Exercise prompt:
Both ends included, set down the lines from the line containing "Transcribe this image's" through the last line of the records below, without pictures.

Entries supplied:

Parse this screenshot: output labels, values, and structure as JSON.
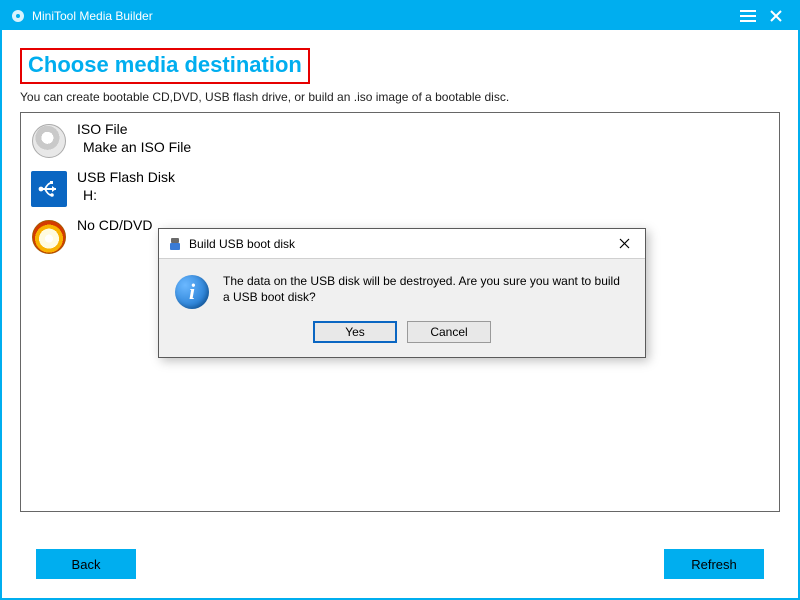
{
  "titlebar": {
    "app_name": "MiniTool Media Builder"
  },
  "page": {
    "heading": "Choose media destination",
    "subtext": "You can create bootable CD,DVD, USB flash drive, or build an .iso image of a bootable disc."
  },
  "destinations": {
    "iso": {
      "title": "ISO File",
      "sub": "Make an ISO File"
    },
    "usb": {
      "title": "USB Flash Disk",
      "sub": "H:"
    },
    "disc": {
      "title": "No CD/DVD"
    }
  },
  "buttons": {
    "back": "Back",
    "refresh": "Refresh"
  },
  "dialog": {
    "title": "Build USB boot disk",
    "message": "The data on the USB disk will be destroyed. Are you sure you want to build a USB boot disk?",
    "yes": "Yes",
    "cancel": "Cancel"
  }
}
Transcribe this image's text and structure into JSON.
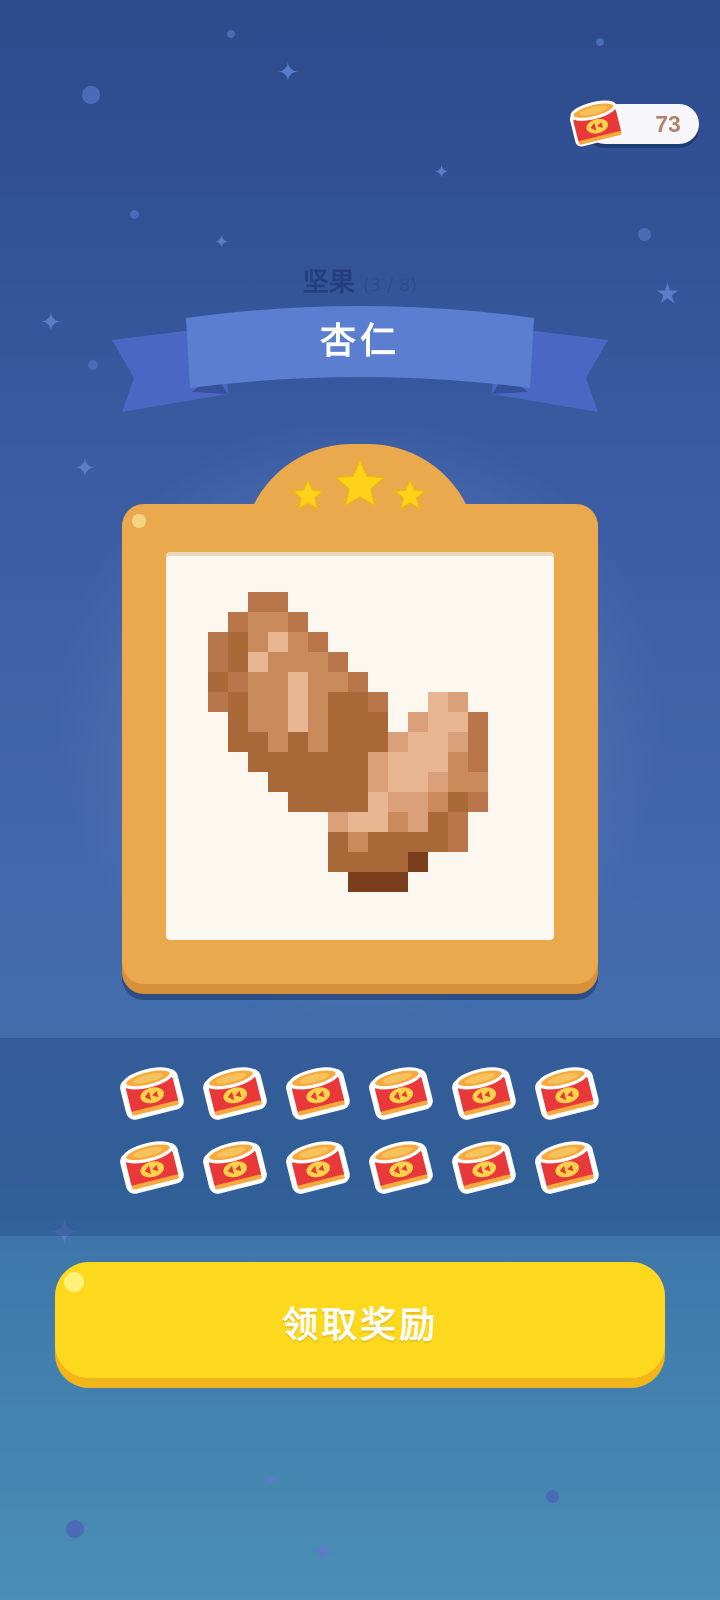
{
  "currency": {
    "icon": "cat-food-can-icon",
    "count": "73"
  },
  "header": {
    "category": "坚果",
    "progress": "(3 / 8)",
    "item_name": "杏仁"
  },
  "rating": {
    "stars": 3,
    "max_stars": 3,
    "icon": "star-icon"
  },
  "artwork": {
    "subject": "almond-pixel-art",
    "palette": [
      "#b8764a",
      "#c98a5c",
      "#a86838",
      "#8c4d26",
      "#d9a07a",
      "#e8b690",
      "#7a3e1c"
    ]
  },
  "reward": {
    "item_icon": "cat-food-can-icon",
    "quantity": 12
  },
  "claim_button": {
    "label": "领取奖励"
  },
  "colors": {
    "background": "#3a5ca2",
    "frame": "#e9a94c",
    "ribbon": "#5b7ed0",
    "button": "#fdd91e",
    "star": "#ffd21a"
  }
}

Result of the exercise:
Transcribe this image's text and structure into JSON.
{
  "currency": {
    "icon": "cat-food-can-icon",
    "count": "73"
  },
  "header": {
    "category": "坚果",
    "progress": "(3 / 8)",
    "item_name": "杏仁"
  },
  "rating": {
    "stars": 3,
    "max_stars": 3,
    "icon": "star-icon"
  },
  "artwork": {
    "subject": "almond-pixel-art",
    "palette": [
      "#b8764a",
      "#c98a5c",
      "#a86838",
      "#8c4d26",
      "#d9a07a",
      "#e8b690",
      "#7a3e1c"
    ]
  },
  "reward": {
    "item_icon": "cat-food-can-icon",
    "quantity": 12
  },
  "claim_button": {
    "label": "领取奖励"
  },
  "colors": {
    "background": "#3a5ca2",
    "frame": "#e9a94c",
    "ribbon": "#5b7ed0",
    "button": "#fdd91e",
    "star": "#ffd21a"
  }
}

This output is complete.